◆ Records to process
————————

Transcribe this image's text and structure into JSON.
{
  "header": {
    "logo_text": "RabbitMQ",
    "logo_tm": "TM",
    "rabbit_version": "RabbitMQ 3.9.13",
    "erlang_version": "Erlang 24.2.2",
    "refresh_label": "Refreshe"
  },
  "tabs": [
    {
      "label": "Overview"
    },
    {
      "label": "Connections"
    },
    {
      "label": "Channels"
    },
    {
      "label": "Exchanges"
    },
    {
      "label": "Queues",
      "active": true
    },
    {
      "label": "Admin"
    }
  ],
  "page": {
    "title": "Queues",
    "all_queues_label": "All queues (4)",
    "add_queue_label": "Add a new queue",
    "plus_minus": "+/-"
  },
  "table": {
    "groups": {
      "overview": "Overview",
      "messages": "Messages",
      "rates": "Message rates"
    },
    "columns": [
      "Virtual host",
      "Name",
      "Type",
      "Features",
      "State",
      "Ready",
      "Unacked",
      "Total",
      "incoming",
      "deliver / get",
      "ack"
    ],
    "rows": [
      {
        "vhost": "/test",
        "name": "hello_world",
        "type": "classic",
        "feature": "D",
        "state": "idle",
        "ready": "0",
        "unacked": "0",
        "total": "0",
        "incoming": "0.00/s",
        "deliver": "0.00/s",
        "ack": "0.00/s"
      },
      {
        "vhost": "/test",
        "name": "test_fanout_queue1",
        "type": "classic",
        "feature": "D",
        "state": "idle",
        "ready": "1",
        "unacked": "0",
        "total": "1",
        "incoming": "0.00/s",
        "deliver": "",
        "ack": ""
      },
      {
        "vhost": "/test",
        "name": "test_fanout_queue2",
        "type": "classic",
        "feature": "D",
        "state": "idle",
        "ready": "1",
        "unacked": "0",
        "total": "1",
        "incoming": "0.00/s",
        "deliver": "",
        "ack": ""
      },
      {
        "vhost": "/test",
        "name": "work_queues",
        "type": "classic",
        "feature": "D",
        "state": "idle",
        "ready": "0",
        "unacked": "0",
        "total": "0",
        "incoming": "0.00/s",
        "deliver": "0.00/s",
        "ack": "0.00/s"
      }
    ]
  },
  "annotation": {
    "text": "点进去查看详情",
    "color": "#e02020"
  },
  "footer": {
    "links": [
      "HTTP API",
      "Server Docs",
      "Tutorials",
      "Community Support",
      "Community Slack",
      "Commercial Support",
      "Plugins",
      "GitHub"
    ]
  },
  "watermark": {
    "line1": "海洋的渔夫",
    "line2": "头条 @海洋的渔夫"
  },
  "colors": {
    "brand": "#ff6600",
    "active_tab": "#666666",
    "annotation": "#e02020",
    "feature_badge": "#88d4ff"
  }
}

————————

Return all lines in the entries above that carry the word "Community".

      "Community Support",
      "Community Slack",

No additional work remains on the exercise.